- The automaker will launch the pilot program in Madrid in 2024 using a fleet of 100 Fiat 500e EVs from Stellantis’ Free2move car-sharing subsidiary.
- Battery swapping is an alternative to power EVs, compared to the longer process of plugging in to charge. Ample’s automated process takes around five minutes to remove and replace an EV’s discharged battery with a fully charged one.
Ample, which launched publicly in 2021 after seven years of operating in stealth, designed a fully autonomous EV battery swapping station that’s suitable for quick scaling and deployment. Battery swapping technology can also help address automotive buyers' worries about purchasing EVs, which include extended charging times, range anxiety and wear and tear on the battery.
Unlike the installation of conventional public EV charging infrastructure, Ample’s battery swapping station doesn't require a lot of construction because it fits in a space as small as two standard parking spots, according to MIT Technology Review. It can also be installed in as little as three days, according to Ample, making the stations a convenient option for shopping centers, grocery stores, highway rest stops and gas stations.
Ample said its modular battery swapping technology can work with any EV design, regardless of size, since it acts as a drop-in replacement for the vehicle's original battery.
To facilitate battery swapping, Ample developed a battery module that uses an adapter plate that’s designed to fit specific EVs, which also contributes to the structural support of the battery. The adapter plate requires no modifications by Stellantis to the original design of the Fiat 500e EVs, since it has the same dimensions and the bolt pattern as the original one in the vehicle, according to Ample.

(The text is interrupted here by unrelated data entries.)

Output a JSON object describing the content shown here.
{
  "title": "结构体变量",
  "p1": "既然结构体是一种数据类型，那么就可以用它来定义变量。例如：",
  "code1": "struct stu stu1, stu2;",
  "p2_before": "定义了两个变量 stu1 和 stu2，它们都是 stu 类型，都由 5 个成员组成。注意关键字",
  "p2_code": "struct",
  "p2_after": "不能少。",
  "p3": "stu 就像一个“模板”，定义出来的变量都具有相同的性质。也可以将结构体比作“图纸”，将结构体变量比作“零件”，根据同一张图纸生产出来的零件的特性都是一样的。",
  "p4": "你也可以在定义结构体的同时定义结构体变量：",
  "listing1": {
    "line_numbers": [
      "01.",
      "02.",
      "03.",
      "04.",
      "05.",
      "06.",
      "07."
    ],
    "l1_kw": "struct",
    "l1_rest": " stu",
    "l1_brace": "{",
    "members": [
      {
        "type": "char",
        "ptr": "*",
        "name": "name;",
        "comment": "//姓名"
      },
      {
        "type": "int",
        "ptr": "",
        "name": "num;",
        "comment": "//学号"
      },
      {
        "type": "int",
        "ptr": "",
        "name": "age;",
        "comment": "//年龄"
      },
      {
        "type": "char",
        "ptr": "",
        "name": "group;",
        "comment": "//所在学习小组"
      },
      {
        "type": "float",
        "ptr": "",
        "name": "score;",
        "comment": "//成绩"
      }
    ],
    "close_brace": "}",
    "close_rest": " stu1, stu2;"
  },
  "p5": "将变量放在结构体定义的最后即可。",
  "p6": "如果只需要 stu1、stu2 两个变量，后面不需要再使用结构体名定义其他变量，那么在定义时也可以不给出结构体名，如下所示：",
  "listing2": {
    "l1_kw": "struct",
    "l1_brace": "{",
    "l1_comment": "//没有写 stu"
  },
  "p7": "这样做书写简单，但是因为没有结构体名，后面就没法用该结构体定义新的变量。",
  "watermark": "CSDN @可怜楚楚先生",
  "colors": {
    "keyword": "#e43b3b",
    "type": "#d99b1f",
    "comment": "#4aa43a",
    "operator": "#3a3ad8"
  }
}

When an Ample-enabled EV approaches one of the swap stations, it’s immediately recognized. Once the vehicle is parked inside the station, the driver can initiate the automated swap process from Ample’s mobile app. After this step, robots remove the discharged battery module from under the vehicle and replace it with a fully charged one.
Once removed from a vehicle, the discharged battery is placed on storage shelves and recharged so it’s ready for the next vehicle it will be installed in.
The app also shows drivers the locations of nearby Ample swap stations.
Ample technology can also be used to upgrade an EV’s battery to a more powerful one or replace single battery modules instead of the entire pack, depending on how much of the battery was drained and how far the vehicle needs to travel to reach its destination.
Stellanis said that Ample’s technology would be available to customers via a subscription to reduce the upfront total cost of the vehicle. Stellantis and Ample are also in talks to expand the modular battery swapping technology across additional vehicle platforms and regions.
EV startup Nio, which is one of Tesla’s main rivals in China, was the first automaker to offer battery swapping technology to its customers. As of April, the company said it had opened 1,383 battery swap stations in China and Europe where it sells its vehicles.